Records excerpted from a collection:
________

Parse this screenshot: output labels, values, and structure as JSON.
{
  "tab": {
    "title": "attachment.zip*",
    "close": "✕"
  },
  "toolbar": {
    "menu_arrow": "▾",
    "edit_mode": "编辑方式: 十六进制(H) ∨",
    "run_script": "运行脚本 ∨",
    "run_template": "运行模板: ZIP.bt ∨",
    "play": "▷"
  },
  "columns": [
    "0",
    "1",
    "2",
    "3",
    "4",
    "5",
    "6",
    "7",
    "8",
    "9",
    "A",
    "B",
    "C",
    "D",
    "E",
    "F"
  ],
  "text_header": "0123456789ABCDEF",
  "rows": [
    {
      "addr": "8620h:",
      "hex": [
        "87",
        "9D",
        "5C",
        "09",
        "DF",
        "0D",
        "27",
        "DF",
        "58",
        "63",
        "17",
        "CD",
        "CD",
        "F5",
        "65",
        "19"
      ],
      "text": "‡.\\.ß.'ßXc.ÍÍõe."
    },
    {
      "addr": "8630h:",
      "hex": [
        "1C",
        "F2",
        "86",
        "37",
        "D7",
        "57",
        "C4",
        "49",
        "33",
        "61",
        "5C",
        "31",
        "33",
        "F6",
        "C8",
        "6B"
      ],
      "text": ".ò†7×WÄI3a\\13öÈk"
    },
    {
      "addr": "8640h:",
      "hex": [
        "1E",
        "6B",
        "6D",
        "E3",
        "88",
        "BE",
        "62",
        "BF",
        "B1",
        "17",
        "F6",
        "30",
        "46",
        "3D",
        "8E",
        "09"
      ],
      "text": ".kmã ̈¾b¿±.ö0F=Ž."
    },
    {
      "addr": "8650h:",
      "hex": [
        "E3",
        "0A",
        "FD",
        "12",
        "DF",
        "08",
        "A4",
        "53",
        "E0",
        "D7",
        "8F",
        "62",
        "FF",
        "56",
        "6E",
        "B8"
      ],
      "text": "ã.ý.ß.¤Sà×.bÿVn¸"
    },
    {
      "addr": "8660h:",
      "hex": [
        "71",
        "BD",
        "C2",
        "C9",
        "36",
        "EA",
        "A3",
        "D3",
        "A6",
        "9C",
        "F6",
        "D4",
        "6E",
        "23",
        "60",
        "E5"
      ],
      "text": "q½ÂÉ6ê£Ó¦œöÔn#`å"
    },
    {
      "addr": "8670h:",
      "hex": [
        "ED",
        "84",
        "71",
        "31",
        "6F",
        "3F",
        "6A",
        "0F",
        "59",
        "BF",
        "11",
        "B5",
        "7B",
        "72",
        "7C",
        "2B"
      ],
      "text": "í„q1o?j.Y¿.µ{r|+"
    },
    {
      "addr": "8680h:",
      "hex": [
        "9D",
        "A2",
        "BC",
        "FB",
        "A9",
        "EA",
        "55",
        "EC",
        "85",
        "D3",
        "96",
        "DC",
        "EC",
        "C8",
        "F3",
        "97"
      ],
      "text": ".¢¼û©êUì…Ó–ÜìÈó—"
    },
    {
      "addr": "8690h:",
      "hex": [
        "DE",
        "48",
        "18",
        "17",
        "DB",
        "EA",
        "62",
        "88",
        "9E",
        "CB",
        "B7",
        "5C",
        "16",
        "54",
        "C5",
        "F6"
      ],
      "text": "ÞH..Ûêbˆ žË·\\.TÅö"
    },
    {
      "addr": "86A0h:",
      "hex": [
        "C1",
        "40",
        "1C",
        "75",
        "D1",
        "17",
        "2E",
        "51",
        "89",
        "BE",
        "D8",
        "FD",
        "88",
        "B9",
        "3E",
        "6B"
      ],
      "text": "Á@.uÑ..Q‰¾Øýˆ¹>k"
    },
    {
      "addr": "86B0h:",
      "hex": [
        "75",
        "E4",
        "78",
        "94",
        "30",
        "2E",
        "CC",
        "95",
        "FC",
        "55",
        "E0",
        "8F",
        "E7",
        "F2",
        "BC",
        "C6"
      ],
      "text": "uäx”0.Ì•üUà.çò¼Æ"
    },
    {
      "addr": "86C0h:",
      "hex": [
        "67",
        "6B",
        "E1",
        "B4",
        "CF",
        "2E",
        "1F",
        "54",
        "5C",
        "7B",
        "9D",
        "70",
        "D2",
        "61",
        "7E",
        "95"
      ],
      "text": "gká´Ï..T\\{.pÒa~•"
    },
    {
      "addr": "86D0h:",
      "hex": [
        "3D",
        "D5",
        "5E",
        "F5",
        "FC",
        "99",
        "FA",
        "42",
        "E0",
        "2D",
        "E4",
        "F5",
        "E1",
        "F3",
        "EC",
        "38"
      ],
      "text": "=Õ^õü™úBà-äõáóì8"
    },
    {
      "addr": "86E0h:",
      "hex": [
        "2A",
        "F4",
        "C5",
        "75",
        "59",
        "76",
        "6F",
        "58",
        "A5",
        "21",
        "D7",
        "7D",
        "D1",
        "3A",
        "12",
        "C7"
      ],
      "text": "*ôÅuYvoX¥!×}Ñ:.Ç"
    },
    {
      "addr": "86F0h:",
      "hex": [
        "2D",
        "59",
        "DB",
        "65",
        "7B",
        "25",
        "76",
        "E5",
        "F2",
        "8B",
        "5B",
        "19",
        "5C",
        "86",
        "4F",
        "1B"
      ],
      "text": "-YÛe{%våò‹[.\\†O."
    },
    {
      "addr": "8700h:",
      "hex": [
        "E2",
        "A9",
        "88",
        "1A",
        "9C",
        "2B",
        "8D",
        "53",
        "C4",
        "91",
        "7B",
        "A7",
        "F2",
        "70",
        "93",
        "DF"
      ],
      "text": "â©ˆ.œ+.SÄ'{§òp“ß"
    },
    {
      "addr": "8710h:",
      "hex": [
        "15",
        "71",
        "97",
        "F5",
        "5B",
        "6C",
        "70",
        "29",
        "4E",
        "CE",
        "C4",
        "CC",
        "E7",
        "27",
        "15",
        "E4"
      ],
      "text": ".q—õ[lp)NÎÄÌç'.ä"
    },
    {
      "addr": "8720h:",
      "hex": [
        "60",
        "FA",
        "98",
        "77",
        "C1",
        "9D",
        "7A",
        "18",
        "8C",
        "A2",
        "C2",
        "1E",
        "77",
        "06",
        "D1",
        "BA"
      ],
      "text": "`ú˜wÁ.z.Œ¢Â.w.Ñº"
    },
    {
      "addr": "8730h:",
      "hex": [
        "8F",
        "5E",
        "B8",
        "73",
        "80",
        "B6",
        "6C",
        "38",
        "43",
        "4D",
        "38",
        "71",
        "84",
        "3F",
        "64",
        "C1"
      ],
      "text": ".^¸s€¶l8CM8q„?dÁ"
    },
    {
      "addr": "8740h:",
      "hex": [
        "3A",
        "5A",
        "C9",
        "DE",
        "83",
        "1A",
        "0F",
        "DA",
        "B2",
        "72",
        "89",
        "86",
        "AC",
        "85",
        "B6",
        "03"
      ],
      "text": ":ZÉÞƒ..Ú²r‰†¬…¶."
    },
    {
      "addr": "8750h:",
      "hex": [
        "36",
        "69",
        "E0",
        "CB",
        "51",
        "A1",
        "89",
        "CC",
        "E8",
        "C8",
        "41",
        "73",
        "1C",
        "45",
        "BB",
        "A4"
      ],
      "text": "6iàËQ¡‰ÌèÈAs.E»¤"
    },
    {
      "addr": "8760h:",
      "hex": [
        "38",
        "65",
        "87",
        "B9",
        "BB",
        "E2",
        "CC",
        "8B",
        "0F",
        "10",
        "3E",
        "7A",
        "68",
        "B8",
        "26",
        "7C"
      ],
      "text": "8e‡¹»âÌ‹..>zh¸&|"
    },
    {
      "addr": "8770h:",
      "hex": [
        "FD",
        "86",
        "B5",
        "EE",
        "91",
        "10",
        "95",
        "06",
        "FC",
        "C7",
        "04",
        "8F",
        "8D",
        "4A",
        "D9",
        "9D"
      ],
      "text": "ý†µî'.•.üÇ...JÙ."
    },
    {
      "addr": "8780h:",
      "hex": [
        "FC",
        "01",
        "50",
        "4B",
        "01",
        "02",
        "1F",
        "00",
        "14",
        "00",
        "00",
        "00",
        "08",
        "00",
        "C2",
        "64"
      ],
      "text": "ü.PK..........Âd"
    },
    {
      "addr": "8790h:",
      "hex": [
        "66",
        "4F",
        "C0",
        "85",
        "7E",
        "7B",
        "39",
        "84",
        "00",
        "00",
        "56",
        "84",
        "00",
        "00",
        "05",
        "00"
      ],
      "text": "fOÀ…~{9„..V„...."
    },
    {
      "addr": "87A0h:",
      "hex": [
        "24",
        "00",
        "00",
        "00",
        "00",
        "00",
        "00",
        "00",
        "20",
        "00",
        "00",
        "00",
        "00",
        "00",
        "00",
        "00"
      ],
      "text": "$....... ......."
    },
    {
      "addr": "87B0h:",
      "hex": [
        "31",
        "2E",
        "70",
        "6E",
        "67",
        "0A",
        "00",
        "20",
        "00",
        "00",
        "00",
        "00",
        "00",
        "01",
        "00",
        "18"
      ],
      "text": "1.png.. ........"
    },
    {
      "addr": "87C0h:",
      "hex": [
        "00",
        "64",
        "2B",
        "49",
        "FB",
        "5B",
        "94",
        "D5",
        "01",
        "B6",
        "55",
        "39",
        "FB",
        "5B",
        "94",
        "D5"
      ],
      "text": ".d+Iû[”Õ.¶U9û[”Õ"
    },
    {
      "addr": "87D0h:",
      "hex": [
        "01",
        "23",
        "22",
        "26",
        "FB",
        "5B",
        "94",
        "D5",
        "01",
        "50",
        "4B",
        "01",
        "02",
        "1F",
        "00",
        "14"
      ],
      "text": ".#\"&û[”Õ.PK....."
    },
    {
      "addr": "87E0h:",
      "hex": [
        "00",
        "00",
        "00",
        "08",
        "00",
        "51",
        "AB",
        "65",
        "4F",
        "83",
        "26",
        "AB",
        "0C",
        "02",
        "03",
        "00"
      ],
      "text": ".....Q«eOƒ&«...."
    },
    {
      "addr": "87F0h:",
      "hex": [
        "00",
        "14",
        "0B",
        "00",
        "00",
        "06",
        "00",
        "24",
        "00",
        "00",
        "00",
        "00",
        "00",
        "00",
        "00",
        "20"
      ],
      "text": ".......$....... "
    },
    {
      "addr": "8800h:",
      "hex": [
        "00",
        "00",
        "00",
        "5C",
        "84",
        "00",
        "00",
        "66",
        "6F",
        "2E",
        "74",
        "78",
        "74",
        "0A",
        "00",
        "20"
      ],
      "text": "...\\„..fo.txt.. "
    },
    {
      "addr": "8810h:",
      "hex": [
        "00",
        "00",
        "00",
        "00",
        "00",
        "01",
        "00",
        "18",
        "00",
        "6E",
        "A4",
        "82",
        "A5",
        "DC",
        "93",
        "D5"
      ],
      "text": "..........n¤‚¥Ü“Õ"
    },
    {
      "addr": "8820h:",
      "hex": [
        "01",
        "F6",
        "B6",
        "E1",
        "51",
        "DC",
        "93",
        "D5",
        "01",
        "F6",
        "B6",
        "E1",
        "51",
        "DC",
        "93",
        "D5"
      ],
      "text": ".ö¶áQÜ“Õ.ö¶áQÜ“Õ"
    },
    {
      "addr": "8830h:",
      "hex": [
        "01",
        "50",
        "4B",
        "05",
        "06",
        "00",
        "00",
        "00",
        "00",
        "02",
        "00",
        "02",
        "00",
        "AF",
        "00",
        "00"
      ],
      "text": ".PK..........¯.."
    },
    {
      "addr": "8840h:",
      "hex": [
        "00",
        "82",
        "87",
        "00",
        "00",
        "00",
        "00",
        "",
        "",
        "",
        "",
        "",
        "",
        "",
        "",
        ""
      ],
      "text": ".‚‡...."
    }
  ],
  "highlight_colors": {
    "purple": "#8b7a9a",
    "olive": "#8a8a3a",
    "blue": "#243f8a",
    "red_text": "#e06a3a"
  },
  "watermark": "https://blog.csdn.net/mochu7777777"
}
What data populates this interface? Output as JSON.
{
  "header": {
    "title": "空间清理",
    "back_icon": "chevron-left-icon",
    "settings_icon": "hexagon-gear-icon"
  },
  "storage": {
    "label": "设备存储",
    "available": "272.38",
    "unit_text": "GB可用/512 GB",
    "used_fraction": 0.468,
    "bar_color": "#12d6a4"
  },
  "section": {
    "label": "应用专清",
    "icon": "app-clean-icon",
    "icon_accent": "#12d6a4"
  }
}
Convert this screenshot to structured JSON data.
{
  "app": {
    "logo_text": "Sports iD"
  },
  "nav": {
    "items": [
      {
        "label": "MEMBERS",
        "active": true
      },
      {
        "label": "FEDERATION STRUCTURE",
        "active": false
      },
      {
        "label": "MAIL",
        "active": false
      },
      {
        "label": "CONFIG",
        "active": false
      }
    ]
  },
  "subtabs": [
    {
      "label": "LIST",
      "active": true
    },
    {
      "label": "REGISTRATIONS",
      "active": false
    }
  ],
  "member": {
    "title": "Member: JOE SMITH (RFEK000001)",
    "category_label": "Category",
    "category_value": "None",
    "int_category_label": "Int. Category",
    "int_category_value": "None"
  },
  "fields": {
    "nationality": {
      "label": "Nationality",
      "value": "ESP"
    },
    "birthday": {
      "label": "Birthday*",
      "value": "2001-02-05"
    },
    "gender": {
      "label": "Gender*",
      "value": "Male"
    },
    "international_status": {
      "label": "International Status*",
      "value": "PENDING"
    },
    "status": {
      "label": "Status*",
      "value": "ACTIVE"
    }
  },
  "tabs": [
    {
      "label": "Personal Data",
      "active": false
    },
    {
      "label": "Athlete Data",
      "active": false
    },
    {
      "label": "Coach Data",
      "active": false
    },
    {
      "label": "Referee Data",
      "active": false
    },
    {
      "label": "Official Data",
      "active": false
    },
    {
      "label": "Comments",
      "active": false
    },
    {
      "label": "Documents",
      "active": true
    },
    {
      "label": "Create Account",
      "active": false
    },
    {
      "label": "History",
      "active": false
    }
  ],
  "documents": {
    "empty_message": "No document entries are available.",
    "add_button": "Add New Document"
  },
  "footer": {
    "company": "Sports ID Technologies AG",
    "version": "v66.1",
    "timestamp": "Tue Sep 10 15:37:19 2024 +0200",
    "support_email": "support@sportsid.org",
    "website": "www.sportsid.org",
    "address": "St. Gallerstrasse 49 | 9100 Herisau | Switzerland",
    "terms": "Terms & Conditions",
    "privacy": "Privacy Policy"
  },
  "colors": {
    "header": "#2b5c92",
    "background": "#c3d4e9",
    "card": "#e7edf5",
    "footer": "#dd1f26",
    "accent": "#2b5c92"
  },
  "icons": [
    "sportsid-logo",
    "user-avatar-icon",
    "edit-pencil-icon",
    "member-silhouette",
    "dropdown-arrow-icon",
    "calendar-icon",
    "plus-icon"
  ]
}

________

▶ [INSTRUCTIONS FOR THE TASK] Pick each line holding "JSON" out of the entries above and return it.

▶ [RESULT OF THE EXERCISE]
Parse this screenshot: output labels, values, and structure as JSON.
What data populates this interface? Output as JSON.
Convert this screenshot to structured JSON data.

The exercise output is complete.